**Task statement**. Word for word, print all of the lines below.
↓
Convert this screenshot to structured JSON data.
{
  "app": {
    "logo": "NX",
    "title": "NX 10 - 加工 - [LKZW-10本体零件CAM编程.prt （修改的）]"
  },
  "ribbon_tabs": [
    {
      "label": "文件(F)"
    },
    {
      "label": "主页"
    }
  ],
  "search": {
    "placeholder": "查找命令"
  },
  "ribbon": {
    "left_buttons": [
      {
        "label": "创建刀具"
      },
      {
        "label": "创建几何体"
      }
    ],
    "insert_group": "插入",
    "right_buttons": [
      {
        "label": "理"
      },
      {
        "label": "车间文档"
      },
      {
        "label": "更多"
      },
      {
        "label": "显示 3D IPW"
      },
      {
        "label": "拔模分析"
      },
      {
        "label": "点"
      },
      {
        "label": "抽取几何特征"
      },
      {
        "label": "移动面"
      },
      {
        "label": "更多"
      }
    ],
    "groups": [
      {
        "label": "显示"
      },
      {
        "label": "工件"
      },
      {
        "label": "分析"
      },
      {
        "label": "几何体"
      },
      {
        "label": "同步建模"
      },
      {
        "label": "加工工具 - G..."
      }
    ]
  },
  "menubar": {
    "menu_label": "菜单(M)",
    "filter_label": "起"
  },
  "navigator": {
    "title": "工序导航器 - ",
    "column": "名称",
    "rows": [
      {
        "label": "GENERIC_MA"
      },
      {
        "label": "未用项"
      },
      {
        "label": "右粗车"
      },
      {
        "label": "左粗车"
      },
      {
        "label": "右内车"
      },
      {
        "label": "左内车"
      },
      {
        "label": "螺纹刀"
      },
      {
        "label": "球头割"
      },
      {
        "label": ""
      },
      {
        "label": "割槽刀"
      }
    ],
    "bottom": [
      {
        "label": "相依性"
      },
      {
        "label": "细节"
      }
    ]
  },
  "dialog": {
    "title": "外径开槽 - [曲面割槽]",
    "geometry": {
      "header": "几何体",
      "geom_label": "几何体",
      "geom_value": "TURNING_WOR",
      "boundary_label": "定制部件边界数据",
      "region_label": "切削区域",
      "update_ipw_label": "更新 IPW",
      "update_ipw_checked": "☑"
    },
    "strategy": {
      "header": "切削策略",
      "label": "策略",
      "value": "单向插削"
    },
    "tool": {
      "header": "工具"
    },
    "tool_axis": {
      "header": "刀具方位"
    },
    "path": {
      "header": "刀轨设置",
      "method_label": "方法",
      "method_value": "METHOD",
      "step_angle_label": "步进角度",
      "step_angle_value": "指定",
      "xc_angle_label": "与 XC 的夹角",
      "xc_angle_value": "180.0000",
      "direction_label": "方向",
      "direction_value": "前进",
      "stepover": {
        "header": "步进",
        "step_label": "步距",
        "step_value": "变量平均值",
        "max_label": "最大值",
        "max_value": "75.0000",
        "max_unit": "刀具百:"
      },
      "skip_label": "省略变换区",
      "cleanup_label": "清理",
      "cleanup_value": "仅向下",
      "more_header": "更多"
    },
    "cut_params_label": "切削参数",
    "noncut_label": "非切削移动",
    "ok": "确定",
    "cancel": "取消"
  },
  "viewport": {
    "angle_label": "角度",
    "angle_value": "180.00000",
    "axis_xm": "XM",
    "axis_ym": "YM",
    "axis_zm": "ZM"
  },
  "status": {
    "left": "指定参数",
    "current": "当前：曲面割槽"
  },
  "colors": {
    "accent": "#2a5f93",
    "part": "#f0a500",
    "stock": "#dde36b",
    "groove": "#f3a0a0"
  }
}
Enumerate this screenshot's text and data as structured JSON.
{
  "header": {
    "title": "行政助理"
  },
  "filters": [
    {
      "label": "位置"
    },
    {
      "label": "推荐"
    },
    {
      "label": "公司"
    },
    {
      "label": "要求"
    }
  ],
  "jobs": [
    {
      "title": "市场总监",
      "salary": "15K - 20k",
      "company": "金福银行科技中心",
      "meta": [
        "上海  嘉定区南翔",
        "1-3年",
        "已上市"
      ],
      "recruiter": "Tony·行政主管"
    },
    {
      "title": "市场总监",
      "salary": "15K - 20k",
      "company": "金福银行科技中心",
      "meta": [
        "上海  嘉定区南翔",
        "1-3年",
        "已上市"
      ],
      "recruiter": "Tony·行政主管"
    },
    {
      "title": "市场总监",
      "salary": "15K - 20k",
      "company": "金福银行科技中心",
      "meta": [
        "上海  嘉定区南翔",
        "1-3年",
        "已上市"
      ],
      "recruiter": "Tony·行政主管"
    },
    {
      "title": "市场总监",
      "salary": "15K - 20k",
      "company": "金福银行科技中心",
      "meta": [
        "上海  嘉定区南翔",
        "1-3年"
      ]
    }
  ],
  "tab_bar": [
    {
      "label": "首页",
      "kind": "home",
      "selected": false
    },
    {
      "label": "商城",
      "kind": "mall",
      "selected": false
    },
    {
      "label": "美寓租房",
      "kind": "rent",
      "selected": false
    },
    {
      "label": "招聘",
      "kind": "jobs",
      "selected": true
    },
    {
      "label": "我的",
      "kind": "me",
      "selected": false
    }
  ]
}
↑
**Written solution**.
Convert this screenshot to structured JSON data.
{
  "app": {
    "logo": "NX",
    "title": "NX 10 - 加工 - [LKZW-10本体零件CAM编程.prt （修改的）]"
  },
  "ribbon_tabs": [
    {
      "label": "文件(F)"
    },
    {
      "label": "主页"
    }
  ],
  "search": {
    "placeholder": "查找命令"
  },
  "ribbon": {
    "left_buttons": [
      {
        "label": "创建刀具"
      },
      {
        "label": "创建几何体"
      }
    ],
    "insert_group": "插入",
    "right_buttons": [
      {
        "label": "理"
      },
      {
        "label": "车间文档"
      },
      {
        "label": "更多"
      },
      {
        "label": "显示 3D IPW"
      },
      {
        "label": "拔模分析"
      },
      {
        "label": "点"
      },
      {
        "label": "抽取几何特征"
      },
      {
        "label": "移动面"
      },
      {
        "label": "更多"
      }
    ],
    "groups": [
      {
        "label": "显示"
      },
      {
        "label": "工件"
      },
      {
        "label": "分析"
      },
      {
        "label": "几何体"
      },
      {
        "label": "同步建模"
      },
      {
        "label": "加工工具 - G..."
      }
    ]
  },
  "menubar": {
    "menu_label": "菜单(M)",
    "filter_label": "起"
  },
  "navigator": {
    "title": "工序导航器 - ",
    "column": "名称",
    "rows": [
      {
        "label": "GENERIC_MA"
      },
      {
        "label": "未用项"
      },
      {
        "label": "右粗车"
      },
      {
        "label": "左粗车"
      },
      {
        "label": "右内车"
      },
      {
        "label": "左内车"
      },
      {
        "label": "螺纹刀"
      },
      {
        "label": "球头割"
      },
      {
        "label": ""
      },
      {
        "label": "割槽刀"
      }
    ],
    "bottom": [
      {
        "label": "相依性"
      },
      {
        "label": "细节"
      }
    ]
  },
  "dialog": {
    "title": "外径开槽 - [曲面割槽]",
    "geometry": {
      "header": "几何体",
      "geom_label": "几何体",
      "geom_value": "TURNING_WOR",
      "boundary_label": "定制部件边界数据",
      "region_label": "切削区域",
      "update_ipw_label": "更新 IPW",
      "update_ipw_checked": "☑"
    },
    "strategy": {
      "header": "切削策略",
      "label": "策略",
      "value": "单向插削"
    },
    "tool": {
      "header": "工具"
    },
    "tool_axis": {
      "header": "刀具方位"
    },
    "path": {
      "header": "刀轨设置",
      "method_label": "方法",
      "method_value": "METHOD",
      "step_angle_label": "步进角度",
      "step_angle_value": "指定",
      "xc_angle_label": "与 XC 的夹角",
      "xc_angle_value": "180.0000",
      "direction_label": "方向",
      "direction_value": "前进",
      "stepover": {
        "header": "步进",
        "step_label": "步距",
        "step_value": "变量平均值",
        "max_label": "最大值",
        "max_value": "75.0000",
        "max_unit": "刀具百:"
      },
      "skip_label": "省略变换区",
      "cleanup_label": "清理",
      "cleanup_value": "仅向下",
      "more_header": "更多"
    },
    "cut_params_label": "切削参数",
    "noncut_label": "非切削移动",
    "ok": "确定",
    "cancel": "取消"
  },
  "viewport": {
    "angle_label": "角度",
    "angle_value": "180.00000",
    "axis_xm": "XM",
    "axis_ym": "YM",
    "axis_zm": "ZM"
  },
  "status": {
    "left": "指定参数",
    "current": "当前：曲面割槽"
  },
  "colors": {
    "accent": "#2a5f93",
    "part": "#f0a500",
    "stock": "#dde36b",
    "groove": "#f3a0a0"
  }
}
Enumerate this screenshot's text and data as structured JSON.
{
  "header": {
    "title": "行政助理"
  },
  "filters": [
    {
      "label": "位置"
    },
    {
      "label": "推荐"
    },
    {
      "label": "公司"
    },
    {
      "label": "要求"
    }
  ],
  "jobs": [
    {
      "title": "市场总监",
      "salary": "15K - 20k",
      "company": "金福银行科技中心",
      "meta": [
        "上海  嘉定区南翔",
        "1-3年",
        "已上市"
      ],
      "recruiter": "Tony·行政主管"
    },
    {
      "title": "市场总监",
      "salary": "15K - 20k",
      "company": "金福银行科技中心",
      "meta": [
        "上海  嘉定区南翔",
        "1-3年",
        "已上市"
      ],
      "recruiter": "Tony·行政主管"
    },
    {
      "title": "市场总监",
      "salary": "15K - 20k",
      "company": "金福银行科技中心",
      "meta": [
        "上海  嘉定区南翔",
        "1-3年",
        "已上市"
      ],
      "recruiter": "Tony·行政主管"
    },
    {
      "title": "市场总监",
      "salary": "15K - 20k",
      "company": "金福银行科技中心",
      "meta": [
        "上海  嘉定区南翔",
        "1-3年"
      ]
    }
  ],
  "tab_bar": [
    {
      "label": "首页",
      "kind": "home",
      "selected": false
    },
    {
      "label": "商城",
      "kind": "mall",
      "selected": false
    },
    {
      "label": "美寓租房",
      "kind": "rent",
      "selected": false
    },
    {
      "label": "招聘",
      "kind": "jobs",
      "selected": true
    },
    {
      "label": "我的",
      "kind": "me",
      "selected": false
    }
  ]
}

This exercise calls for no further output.